The review process was remarkably painless.  With less than half of our time here remaining, the main focus of the meeting was to ensure that, going forward, we have the tools and experiences that we need from the firm to make decisions about which departments we hope to be placed in and which partners we would prefer to work with.
Our supervisors immediately set about meeting the requests we voiced during our reviews.  During my meeting, I requested to sit in on a deposition and to work on a litigation-focused Insolvency project.  The next morning, I was presented with two deposition tag-along opportunities for next week.  By Thursday, I was assigned my litigation-focused Insolvency project, which I completed today.

Bilzin Sumberg‘s attention to what we summers want for ourselves is one of the greatest strengths of the program.  We have a great deal of flexibility to forge our own paths here and experience the type of work that most interests us.

This past Monday, I had the opportunity to accompany a senior associate in the litigation department, on a tag-along to the 17th Judicial Circuit Court of Florida for a hearing on a motion to compel arbitration. Prior to going to the hearing, I helped him research key issues regarding the motion, as well as finding and taking advantage of weaknesses in opposing counsel’s response to our motion. Overall, working with him was a great experience. Not only did he give me great latitude in developing my own arguments, he also incorporated my feedback and research in our response.

The day of the hearing we had lunch with Judge David Haimes, a judge in the criminal division. It was great getting to know him and learning his perspective on the legal market, legal education, and the intricacies of state and federal judgeships.  His hearing began soon after lunch was over. Observing him in action turned out to be a great learning opportunity, and his calm demeanor in front of the judge is a style I plan to emulate.
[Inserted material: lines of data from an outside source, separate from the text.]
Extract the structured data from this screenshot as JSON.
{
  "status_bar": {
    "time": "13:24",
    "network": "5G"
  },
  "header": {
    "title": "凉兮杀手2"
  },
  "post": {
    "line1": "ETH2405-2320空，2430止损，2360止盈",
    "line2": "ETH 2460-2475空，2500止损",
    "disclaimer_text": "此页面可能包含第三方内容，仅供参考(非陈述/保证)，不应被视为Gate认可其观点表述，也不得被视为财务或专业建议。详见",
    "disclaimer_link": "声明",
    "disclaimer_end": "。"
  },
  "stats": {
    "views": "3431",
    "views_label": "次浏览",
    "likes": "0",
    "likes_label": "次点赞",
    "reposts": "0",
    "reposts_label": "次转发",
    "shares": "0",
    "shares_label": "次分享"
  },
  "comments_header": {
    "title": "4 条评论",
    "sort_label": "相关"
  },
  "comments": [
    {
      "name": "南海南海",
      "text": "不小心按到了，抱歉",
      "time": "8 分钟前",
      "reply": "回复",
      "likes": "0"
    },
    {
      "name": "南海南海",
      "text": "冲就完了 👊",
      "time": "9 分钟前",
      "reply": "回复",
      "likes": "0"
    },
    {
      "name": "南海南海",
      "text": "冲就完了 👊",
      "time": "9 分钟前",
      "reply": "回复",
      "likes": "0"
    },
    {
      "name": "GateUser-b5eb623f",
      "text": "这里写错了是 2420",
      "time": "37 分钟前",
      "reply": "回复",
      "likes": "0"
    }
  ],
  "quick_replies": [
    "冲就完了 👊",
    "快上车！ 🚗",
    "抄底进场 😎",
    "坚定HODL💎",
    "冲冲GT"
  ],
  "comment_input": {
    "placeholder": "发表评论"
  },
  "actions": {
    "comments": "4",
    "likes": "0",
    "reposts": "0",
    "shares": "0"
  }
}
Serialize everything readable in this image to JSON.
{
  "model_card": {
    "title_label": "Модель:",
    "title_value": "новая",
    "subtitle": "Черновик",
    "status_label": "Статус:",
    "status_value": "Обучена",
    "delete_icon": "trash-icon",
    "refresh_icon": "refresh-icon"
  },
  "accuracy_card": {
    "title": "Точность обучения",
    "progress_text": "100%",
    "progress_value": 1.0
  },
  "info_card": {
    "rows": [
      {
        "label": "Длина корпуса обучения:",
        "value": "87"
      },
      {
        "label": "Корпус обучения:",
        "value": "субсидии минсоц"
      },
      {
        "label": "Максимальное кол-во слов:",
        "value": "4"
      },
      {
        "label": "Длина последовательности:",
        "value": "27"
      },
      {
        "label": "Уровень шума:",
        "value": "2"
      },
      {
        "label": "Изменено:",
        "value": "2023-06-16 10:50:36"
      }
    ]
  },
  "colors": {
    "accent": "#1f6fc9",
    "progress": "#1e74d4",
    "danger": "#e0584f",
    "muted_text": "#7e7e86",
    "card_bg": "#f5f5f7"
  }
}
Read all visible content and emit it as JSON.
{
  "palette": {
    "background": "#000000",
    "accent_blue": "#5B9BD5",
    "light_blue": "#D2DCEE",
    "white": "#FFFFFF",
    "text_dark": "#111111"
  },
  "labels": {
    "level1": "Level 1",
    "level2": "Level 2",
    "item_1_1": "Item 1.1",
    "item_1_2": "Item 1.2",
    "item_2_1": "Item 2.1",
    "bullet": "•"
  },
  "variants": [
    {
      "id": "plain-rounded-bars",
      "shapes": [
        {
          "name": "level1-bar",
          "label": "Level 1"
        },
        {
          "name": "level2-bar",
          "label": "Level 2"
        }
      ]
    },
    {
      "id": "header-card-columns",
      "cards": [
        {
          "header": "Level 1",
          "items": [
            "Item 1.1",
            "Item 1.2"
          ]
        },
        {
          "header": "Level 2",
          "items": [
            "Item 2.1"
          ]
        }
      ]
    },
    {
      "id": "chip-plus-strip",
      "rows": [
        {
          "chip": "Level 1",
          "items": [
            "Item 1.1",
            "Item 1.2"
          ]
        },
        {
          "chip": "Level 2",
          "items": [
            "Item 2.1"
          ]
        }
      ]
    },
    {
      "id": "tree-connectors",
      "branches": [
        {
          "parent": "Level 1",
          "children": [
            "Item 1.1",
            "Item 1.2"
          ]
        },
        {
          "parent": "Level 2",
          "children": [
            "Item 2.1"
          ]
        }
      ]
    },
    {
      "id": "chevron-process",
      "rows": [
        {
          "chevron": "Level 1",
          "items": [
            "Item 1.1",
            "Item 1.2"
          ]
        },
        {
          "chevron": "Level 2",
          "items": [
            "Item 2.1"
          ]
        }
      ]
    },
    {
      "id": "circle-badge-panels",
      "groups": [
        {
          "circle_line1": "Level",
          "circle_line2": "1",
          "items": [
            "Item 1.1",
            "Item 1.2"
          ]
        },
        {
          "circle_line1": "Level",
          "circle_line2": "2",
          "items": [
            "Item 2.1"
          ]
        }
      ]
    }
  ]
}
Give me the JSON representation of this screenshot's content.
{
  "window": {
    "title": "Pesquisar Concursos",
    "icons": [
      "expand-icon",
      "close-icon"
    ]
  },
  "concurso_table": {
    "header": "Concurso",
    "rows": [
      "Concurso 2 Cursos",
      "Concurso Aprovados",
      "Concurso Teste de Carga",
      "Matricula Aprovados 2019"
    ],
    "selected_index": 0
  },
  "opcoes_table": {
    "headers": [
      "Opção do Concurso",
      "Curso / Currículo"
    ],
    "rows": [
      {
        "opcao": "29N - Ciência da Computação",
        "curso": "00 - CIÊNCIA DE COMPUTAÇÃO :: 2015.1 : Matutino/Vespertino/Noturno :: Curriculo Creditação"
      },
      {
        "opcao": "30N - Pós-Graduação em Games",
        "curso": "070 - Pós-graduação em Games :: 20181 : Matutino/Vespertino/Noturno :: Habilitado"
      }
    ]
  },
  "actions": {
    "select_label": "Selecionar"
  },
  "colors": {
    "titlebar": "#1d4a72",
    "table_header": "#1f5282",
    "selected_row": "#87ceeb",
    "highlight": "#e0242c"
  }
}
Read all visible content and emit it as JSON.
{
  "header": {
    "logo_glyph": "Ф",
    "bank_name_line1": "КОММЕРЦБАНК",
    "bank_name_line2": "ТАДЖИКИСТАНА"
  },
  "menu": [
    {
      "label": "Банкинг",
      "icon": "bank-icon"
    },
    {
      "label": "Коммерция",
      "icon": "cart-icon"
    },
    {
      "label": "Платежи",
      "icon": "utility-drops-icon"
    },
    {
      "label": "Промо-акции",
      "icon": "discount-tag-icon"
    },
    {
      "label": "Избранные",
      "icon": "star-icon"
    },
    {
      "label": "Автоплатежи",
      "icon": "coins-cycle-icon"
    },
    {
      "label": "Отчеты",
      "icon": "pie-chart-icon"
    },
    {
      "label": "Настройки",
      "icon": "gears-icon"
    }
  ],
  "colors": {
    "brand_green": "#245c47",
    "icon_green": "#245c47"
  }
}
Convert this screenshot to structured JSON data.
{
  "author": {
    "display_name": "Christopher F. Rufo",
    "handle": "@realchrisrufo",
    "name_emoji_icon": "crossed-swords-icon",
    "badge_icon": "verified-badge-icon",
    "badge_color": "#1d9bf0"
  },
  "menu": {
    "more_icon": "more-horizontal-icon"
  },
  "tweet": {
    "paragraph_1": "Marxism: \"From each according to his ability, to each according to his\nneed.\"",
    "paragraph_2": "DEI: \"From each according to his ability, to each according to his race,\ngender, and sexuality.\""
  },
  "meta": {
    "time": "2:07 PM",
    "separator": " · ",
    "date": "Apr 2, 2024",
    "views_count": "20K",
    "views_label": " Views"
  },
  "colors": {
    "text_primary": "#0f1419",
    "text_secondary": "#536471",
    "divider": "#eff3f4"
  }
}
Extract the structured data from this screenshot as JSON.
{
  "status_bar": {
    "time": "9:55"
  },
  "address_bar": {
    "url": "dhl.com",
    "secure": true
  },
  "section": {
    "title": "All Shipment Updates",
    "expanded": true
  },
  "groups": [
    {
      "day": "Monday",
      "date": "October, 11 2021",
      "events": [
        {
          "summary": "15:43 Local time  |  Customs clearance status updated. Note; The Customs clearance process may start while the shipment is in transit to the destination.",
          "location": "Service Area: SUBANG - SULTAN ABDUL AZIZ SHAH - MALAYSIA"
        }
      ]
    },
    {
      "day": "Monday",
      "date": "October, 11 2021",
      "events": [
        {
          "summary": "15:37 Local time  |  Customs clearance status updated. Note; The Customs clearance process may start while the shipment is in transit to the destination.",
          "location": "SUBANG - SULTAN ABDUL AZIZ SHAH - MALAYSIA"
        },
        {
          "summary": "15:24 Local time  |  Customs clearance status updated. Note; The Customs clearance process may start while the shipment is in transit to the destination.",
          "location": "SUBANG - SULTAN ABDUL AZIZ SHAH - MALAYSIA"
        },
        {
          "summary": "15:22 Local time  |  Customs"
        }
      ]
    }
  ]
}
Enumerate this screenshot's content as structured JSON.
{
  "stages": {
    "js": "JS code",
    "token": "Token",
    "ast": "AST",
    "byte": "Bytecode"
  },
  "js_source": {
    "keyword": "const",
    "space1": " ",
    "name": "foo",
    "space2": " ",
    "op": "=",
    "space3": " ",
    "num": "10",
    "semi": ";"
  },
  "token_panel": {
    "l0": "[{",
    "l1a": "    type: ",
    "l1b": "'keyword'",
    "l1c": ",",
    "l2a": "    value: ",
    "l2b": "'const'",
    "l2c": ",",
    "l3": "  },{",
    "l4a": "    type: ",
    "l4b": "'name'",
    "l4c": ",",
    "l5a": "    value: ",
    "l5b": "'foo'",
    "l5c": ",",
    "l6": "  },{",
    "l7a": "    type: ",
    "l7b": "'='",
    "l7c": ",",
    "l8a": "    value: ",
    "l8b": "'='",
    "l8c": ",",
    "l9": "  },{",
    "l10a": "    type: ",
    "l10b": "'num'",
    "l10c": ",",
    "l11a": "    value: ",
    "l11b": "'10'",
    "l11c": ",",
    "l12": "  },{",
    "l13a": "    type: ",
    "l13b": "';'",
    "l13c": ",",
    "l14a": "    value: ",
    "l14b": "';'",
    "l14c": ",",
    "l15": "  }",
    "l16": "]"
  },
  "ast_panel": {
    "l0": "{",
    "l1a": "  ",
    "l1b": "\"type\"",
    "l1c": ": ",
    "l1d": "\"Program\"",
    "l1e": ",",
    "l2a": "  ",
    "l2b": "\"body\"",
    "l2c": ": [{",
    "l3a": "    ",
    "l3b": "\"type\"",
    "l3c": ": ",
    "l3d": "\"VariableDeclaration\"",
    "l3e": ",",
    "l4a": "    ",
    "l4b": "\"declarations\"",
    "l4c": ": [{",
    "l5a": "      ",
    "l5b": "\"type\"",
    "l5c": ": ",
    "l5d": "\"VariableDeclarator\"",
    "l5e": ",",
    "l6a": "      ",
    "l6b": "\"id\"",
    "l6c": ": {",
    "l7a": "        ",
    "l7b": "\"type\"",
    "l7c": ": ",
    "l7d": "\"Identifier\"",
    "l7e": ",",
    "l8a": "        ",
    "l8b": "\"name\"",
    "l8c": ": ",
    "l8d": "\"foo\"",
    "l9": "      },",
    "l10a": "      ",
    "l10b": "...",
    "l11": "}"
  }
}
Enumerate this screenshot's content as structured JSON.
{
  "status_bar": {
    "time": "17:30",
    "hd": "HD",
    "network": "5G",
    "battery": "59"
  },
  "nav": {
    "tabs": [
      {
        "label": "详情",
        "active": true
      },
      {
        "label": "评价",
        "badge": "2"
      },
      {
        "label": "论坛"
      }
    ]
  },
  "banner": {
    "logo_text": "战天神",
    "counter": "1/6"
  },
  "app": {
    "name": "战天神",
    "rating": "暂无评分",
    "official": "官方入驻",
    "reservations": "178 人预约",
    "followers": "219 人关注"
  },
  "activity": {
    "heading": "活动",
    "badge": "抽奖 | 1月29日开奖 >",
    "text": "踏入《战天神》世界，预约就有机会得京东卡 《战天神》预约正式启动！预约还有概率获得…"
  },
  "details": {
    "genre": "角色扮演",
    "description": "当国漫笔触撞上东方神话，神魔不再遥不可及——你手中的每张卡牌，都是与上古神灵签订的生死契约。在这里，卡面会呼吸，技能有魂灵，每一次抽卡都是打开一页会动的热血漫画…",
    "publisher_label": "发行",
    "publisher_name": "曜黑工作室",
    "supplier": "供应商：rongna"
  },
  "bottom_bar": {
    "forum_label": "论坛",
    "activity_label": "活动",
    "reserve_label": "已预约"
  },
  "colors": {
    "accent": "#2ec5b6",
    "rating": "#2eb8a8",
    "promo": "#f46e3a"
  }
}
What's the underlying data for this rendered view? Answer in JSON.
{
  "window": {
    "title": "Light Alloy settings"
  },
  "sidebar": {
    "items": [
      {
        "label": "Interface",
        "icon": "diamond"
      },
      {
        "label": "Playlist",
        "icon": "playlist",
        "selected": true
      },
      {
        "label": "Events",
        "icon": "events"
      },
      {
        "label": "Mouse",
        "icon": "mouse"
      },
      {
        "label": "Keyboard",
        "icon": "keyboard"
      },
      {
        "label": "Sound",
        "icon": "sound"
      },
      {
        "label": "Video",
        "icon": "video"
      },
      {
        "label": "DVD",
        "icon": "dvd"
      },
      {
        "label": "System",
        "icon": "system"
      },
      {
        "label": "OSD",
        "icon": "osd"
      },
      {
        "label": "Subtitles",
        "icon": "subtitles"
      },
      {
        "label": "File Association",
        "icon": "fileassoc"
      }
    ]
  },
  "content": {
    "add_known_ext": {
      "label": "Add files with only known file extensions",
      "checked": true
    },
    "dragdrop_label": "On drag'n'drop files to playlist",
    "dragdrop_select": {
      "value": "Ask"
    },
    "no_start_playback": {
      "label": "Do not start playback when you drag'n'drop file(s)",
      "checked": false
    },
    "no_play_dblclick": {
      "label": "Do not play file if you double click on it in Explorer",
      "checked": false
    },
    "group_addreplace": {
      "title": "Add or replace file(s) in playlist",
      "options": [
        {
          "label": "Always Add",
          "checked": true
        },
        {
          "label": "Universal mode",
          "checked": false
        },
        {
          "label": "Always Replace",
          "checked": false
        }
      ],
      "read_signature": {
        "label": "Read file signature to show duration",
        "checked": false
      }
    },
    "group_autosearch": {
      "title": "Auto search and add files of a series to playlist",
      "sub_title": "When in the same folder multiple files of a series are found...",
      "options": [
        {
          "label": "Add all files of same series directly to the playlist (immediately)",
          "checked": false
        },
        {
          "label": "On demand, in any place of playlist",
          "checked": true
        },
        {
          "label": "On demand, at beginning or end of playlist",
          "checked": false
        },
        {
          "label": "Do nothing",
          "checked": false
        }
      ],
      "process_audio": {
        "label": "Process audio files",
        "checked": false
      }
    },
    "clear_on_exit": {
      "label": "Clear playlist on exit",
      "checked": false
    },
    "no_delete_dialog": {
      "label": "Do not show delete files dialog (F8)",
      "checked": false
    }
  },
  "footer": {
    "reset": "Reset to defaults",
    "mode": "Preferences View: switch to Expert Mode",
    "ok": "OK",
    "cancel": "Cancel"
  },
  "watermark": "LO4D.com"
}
Overall, this was an amazing experience.
Confetti flies at the Miami Heat victory parade

So far this week, contention has been the name of the game.  Monday, Miami celebrated the Heat’s victory with a parade and parties throughout the city.  Meanwhile, the summer associates were experiencing a different sort of heat as we commenced negotiations for a Letter of Intent as part of our Mock Real Estate Transaction.  I have heard it said that after a fair negotiation, everyone walks away feeling like his or her opponent got the better end of the deal.  I think after Monday’s negotiations, ‘Pitbowl’, ‘Kim Card Ashian’ and their “attorneys” would tend to agree with that sentiment. 

Our summer associate class is full of fiery, determined individuals, which made negotiations trying at times.  That said, the brief tensions convinced me that these are individuals I would rather have on my side of the table or courtroom in the future than on the other side.  Furthermore, the two teams made up over drinks and sushi at Sushi Siam.  

The next day, there would be no reconciliatory sushi following a colorful multi-party mediation I sat in on.  The case has been dragging on for nearly fourteen years, and tensions run deep.

After roughly ten hours of negotiations, the parties reached a partial settlement, but it seems that lingering issues will have to wait for the judgment of the appellate court for closure.  This tag-along was my first real exposure to the mediation process, and I am looking forward to implementing what I learned in my Mediation course at BC Law this fall.